## Directions
Copy every line in the records below that contains the word "rest".

Entries from a dataset of interfaces:
════════════════════
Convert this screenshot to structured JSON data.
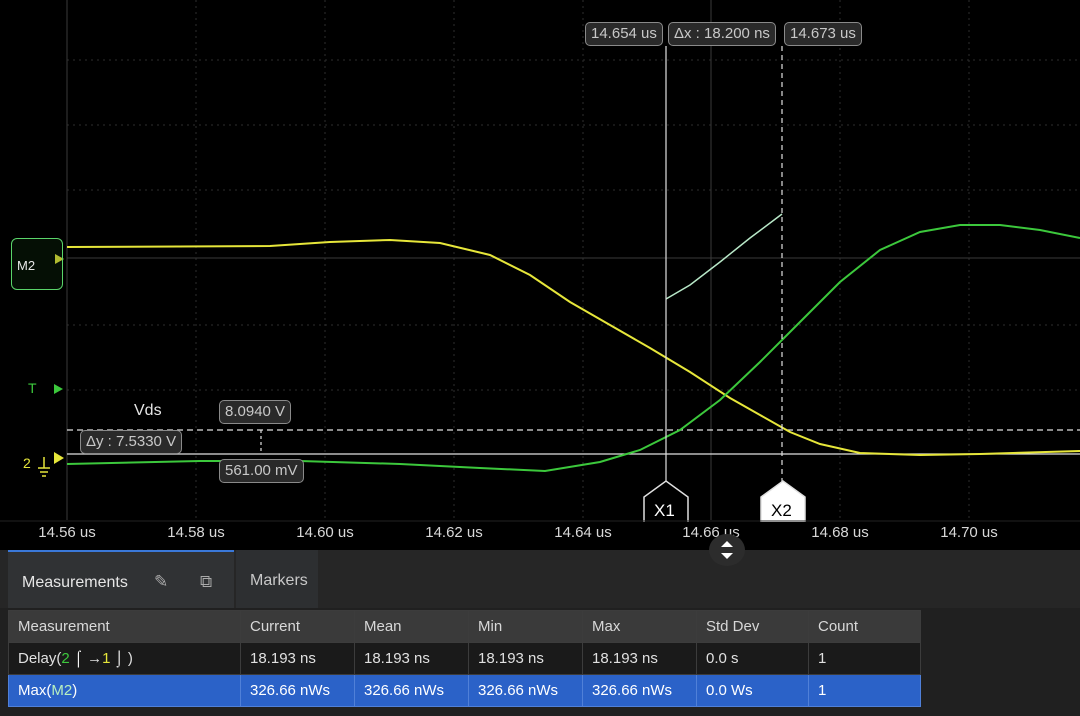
{
  "scope": {
    "x_axis": {
      "unit": "us",
      "ticks": [
        "14.56 us",
        "14.58 us",
        "14.60 us",
        "14.62 us",
        "14.64 us",
        "14.66 us",
        "14.68 us",
        "14.70 us"
      ]
    },
    "cursor_x1_time": "14.654 us",
    "cursor_x2_time": "14.673 us",
    "delta_x": "Δx : 18.200 ns",
    "cursor_x1_label": "X1",
    "cursor_x2_label": "X2",
    "channel_label": "Vds",
    "y_cursor_upper": "8.0940 V",
    "y_cursor_lower": "561.00 mV",
    "delta_y": "Δy : 7.5330 V",
    "math_marker": "M2",
    "trigger_marker": "T",
    "channel_marker": "2",
    "colors": {
      "yellow": "#e6e63a",
      "green": "#3cc83c",
      "math": "#b8e8c8",
      "grid": "#333"
    }
  },
  "panel": {
    "tabs": [
      "Measurements",
      "Markers"
    ],
    "edit_icon": "pencil-icon",
    "popout_icon": "popout-icon",
    "columns": [
      "Measurement",
      "Current",
      "Mean",
      "Min",
      "Max",
      "Std Dev",
      "Count"
    ],
    "rows": [
      {
        "name_prefix": "Delay(",
        "ch_a": "2",
        "arrow": "→",
        "ch_b": "1",
        "name_suffix": ")",
        "current": "18.193 ns",
        "mean": "18.193 ns",
        "min": "18.193 ns",
        "max": "18.193 ns",
        "std": "0.0 s",
        "count": "1"
      },
      {
        "name_prefix": "Max(",
        "ch_a": "M2",
        "name_suffix": ")",
        "current": "326.66 nWs",
        "mean": "326.66 nWs",
        "min": "326.66 nWs",
        "max": "326.66 nWs",
        "std": "0.0 Ws",
        "count": "1"
      }
    ]
  }
}
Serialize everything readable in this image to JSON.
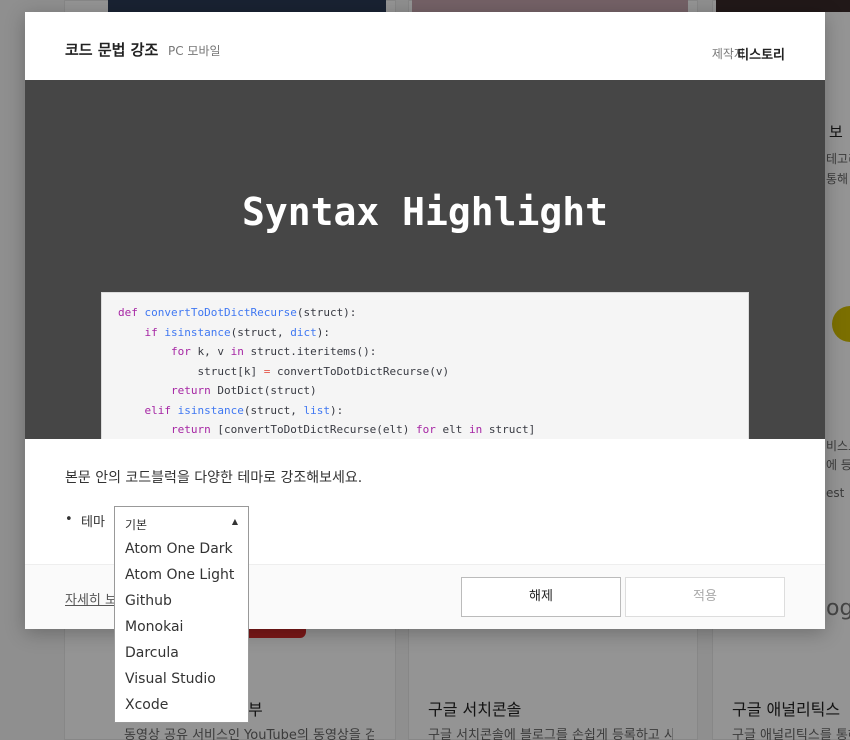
{
  "background": {
    "cards": [
      {
        "title": "",
        "desc": ""
      },
      {
        "title": "구글 서치콘솔",
        "desc": "구글 서치콘솔에 블로그를 손쉽게 등록하고 사"
      },
      {
        "title": "구글 애널리틱스",
        "desc": "구글 애널리틱스를 통해"
      }
    ],
    "youtube_card": {
      "title_suffix": "부",
      "desc": "동영상 공유 서비스인 YouTube의 동영상을 검"
    },
    "right_fragments": [
      "리",
      "보",
      "테고리",
      "통해",
      "비스트",
      "에 등",
      "est",
      "ogl"
    ]
  },
  "modal": {
    "title": "코드 문법 강조",
    "platform": "PC 모바일",
    "maker_label": "제작자",
    "maker_name": "티스토리",
    "preview_title": "Syntax Highlight",
    "code": [
      {
        "kw": "def ",
        "fn": "convertToDotDictRecurse",
        "rest": "(struct):"
      },
      {
        "indent": "    ",
        "kw": "if ",
        "fn": "isinstance",
        "rest": "(struct, ",
        "builtin": "dict",
        "tail": "):"
      },
      {
        "indent": "        ",
        "kw": "for ",
        "rest": "k, v ",
        "kw2": "in ",
        "tail": "struct.iteritems():"
      },
      {
        "indent": "            ",
        "rest": "struct[k] ",
        "op": "= ",
        "tail": "convertToDotDictRecurse(v)"
      },
      {
        "indent": "        ",
        "kw": "return ",
        "rest": "DotDict(struct)"
      },
      {
        "indent": "    ",
        "kw": "elif ",
        "fn": "isinstance",
        "rest": "(struct, ",
        "builtin": "list",
        "tail": "):"
      },
      {
        "indent": "        ",
        "kw": "return ",
        "rest": "[convertToDotDictRecurse(elt) ",
        "kw2": "for ",
        "tail": "elt ",
        "kw3": "in ",
        "tail2": "struct]"
      }
    ],
    "description": "본문 안의 코드블럭을 다양한 테마로 강조해보세요.",
    "theme_bullet": "•",
    "theme_label": "테마",
    "theme_select": {
      "selected": "기본",
      "options": [
        "Atom One Dark",
        "Atom One Light",
        "Github",
        "Monokai",
        "Darcula",
        "Visual Studio",
        "Xcode"
      ]
    },
    "detail_link": "자세히 보",
    "release_button": "해제",
    "apply_button": "적용"
  }
}
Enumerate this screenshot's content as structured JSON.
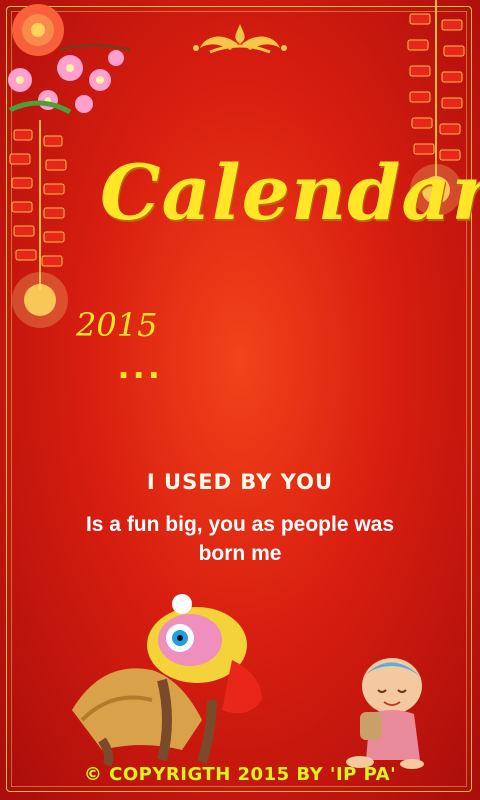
{
  "title": "Calendar",
  "year": "2015",
  "ellipsis": "...",
  "heading": "I USED BY YOU",
  "body_line1": "Is a fun big, you as people was",
  "body_line2": "born me",
  "copyright": "© COPYRIGTH 2015 BY 'IP PA'",
  "colors": {
    "background": "#d81e10",
    "title": "#ffe627",
    "copyright": "#d7f51c",
    "text": "#ffffff"
  }
}
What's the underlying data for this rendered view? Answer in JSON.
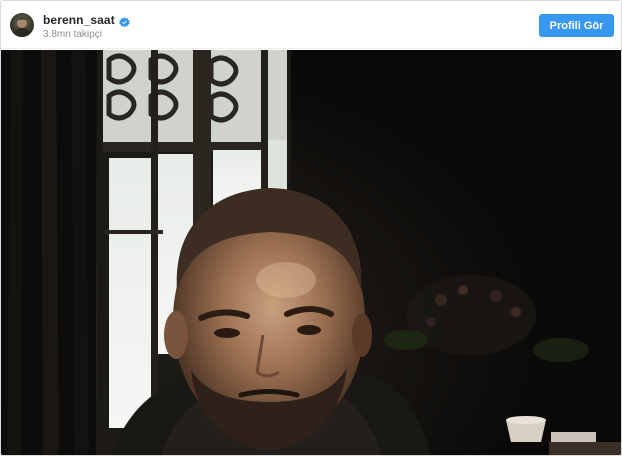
{
  "post": {
    "username": "berenn_saat",
    "followers": "3.8mn takipçi",
    "profile_button": "Profili Gör"
  },
  "icons": {
    "verified": "verified-badge-icon",
    "avatar": "profile-avatar"
  },
  "colors": {
    "accent": "#3897f0",
    "username": "#262626",
    "muted": "#8e8e8e"
  }
}
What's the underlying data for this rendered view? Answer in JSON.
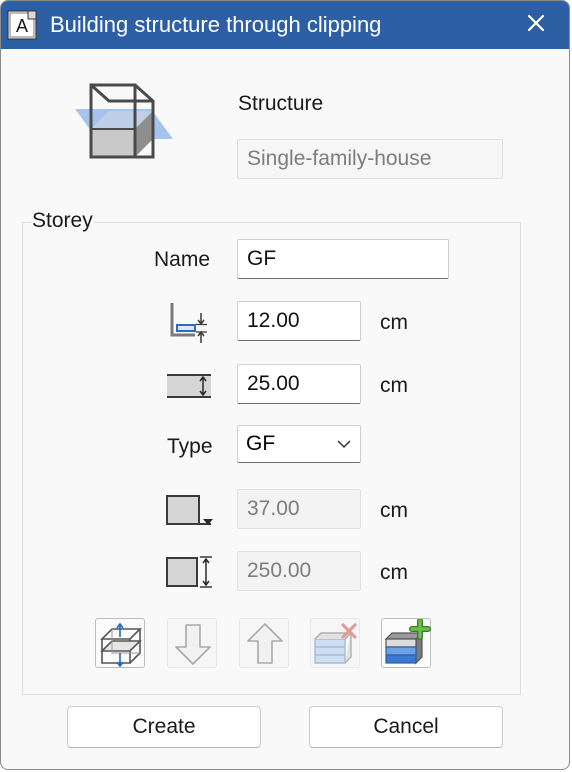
{
  "window": {
    "title": "Building structure through clipping",
    "app_icon_letter": "A",
    "title_bar_color": "#2c5fa3",
    "icons": {
      "app": "app-document-icon",
      "close": "close-icon"
    }
  },
  "structure": {
    "label": "Structure",
    "value": "Single-family-house",
    "icon": "building-clipping-icon"
  },
  "storey": {
    "group_label": "Storey",
    "name_label": "Name",
    "name_value": "GF",
    "bottom_offset": {
      "value": "12.00",
      "unit": "cm",
      "icon": "bottom-offset-icon"
    },
    "slab_thickness": {
      "value": "25.00",
      "unit": "cm",
      "icon": "slab-thickness-icon"
    },
    "type_label": "Type",
    "type_value": "GF",
    "level_height": {
      "value": "37.00",
      "unit": "cm",
      "icon": "level-height-icon"
    },
    "storey_height": {
      "value": "250.00",
      "unit": "cm",
      "icon": "storey-height-icon"
    }
  },
  "toolbar": {
    "items": [
      {
        "name": "clip-storey-button",
        "icon": "clip-storey-icon",
        "enabled": true
      },
      {
        "name": "move-down-button",
        "icon": "arrow-down-icon",
        "enabled": false
      },
      {
        "name": "move-up-button",
        "icon": "arrow-up-icon",
        "enabled": false
      },
      {
        "name": "delete-storey-button",
        "icon": "delete-storey-icon",
        "enabled": false
      },
      {
        "name": "add-storey-button",
        "icon": "add-storey-icon",
        "enabled": true
      }
    ]
  },
  "buttons": {
    "create": "Create",
    "cancel": "Cancel"
  }
}
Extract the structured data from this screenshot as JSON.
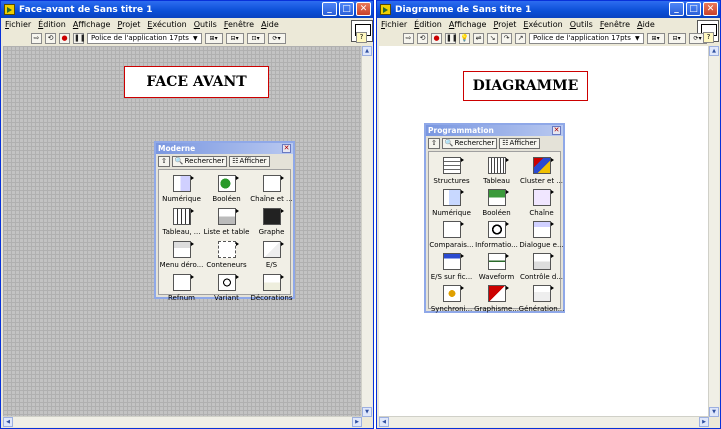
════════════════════
## Expected answer
        "rest": "(struct):"
        "rest": "(struct, ",
        "rest": "k, v ",
        "rest": "struct[k] ",
        "rest": "DotDict(struct)"
        "rest": "(struct, ",
        "rest": "[convertToDotDictRecurse(elt) ",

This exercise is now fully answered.